first_imgNow the Dodgers are in the position of having to pick up the spare.For all the progress they made with Greinke and Iwakuma — and Jeff Samardzija, who reportedly received a formal offer from the Dodgers before signing with the Giants — the Dodgers haven’t added to their starting rotation since Brett Anderson accepted his qualifying offer on Nov. 13.That will certainly change by the time pitchers and catchers report to spring training in February. Behind ace left-hander Clayton Kershaw, the rotation is full of question marks. Can Anderson avoid the disabled list for two straight seasons for the first time in his career? Can Hyun-Jin Ryu return after missing all of 2015? When will Brandon McCarthy be able to return from Tommy John surgery? Where do Alex Wood and Mike Bolsinger fit in?That’s an unenviable list of questions for any team. It doesn’t help that the Dodgers’ division rivals have already loaded up on starting pitching. The Giants doubled down by signing Johnny Cueto to a six-year contract after locking up Samardzija for five years. The Diamondbacks have Greinke. Seattle Mariners general manager Jerry Dipoto announced Thursday night — at a company party, no less — that Hisashi Iwakuma will re-sign with the only major league team he’s ever pitched for.Earlier this month the Dodgers and Iwakuma agreed to terms on a three-year, $45 million contract that was pending a physical. Something changed after the Dodgers reviewed the physical, however, and the Mariners apparently wasted little time swooping in. Iwakuma’s contract is guaranteed for one year, with vesting options for 2017 and 2018 — far more conservative terms for a pitcher with a history of arm troubles. Speaking last week at the Winter Meetings, days after Zack Greinke signed with the Arizona Diamondbacks, Dipoto said the Dodgers “just came in and threw a bowling ball into the alley” with their three-year offer.

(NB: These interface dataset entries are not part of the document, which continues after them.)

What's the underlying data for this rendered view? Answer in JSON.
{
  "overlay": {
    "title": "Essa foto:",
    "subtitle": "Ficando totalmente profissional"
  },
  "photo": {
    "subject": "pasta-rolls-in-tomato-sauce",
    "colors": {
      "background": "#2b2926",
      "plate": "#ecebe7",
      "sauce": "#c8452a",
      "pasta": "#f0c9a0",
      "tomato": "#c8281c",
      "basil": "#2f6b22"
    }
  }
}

The Dodgers may be short on pitching, but they still have time. According to multiple reports Thursday, they have already engaged the Tampa Bay Rays in talks for right-handed pitcher Jake Odorizzi.Odorizzi, 25, comes with less injury risk than the 34-year-old Iwakuma, though he did miss time last season with a strained left oblique. Since joining the Rays’ rotation in 2014, Odorizzi has gone 20-22 with a 3.74 earned-run average.Odorizzi isn’t eligible for arbitration until 2017, so he’d cost less money than Iwakuma. The price in terms of prospects is unknown.The Dodgers bolstered their probable Triple-A rotation Wednesday by acquiring Frankie Montas from the Chicago White Sox — another possible trade chip in their arsenal.Right-hander Mike Leake, left-hander Scott Kazmir and right-hander Kenta Maeda headline the remaining free agent starters. Unlike Iwakuma, the Dodgers would not have to surrender a first-round draft pick to sign Leake, Kazmir or Maeda. Maeda, 27, was posted by his Japanese team last week. The teams who have paid the expected $20 million posting fee to negotiate with him are expected to be revealed soon.center_img Newsroom GuidelinesNews TipsContact UsReport an Errorlast_img read more